Caprian 2

Clarion Review (2 Stars)

C.C. Lea’s The Hunt: Caprian 2 continues the story of Kyle, first introduced in The Lost: Caprian 1. Kyle heads an extended clan of weres, shape shifters, kinetics, telepaths, healers, and seers.

The book’s prologue is set in twelth-century France, where Vampyr Samuel Vardan provides a young woman, Elizabeth, with the gift of eternal life so that she can seek revenge on those who harmed her. The remainder of the story takes place currently in various locations in the United States and Canada. Kyle, his family, and associates join forces to rebuild their families and households destroyed over the centuries by the likes of Samuel.

The story is a bewildering jumble of characters and events that are never fully developed, frustrating the reader who is trying to understand the relationships, struggles, and battles between good (as represented by people with special powers living on Caprian Island) and evil (in the persona of Vampyr Vardan). It may be necessary to read Lea’s first book in the Caprian series to fully understand what is happening in The Hunt.

Lea introduces the twleve main characters living on the island in the first chapter. Most are given just a brief mention of their special powers, but with very little description of their physical characteristics. This leaves the characters rather flat, colorless, and difficult to follow. Additional characters are introduced later in the book, but they too are only briefly described and their relationship to the story is not always clear. The Vampyr Vardan and his ward, Elizabeth, are very much in the background, making it difficult to understand who is in charge on the dark side of the story.

There are potential story lines never fully developed, such as the Catholic Church’s support of vampyr’s hunting weres. Also, physical battles between the good and evil forces are brief in description and the action is confusing. More detail of the struggles—physical, mental, and emotional—between the two sides would have enhanced Lea’s tale.
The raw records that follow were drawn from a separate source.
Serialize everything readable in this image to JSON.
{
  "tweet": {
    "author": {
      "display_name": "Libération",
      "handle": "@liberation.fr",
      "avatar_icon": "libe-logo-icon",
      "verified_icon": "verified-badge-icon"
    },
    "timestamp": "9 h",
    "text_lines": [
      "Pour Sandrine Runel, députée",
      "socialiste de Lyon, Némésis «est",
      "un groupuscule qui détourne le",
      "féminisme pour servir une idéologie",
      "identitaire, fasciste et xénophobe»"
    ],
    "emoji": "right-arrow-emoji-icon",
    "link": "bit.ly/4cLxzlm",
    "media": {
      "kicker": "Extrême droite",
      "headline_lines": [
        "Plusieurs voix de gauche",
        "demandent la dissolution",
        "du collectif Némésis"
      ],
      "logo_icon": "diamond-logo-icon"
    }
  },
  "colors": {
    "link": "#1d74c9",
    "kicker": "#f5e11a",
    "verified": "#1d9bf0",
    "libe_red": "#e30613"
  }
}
Lea does good work with the two primary characters, Robyn and Kyle. Their powers and strengths are clear, as is the internal conflict they often feel about using those special skills. The two characters’ relationships with others in the book is understandable and believable. The author struggles a bit with Robyn’s love interests, but the feelings created are genuine. Lea seems comfortable with the technical aspects of writing (grammar, punctuation) and in her use of dialogue. With better character development and plot explanation, there is potential for future Caprian books to be successful.

Mary Crawford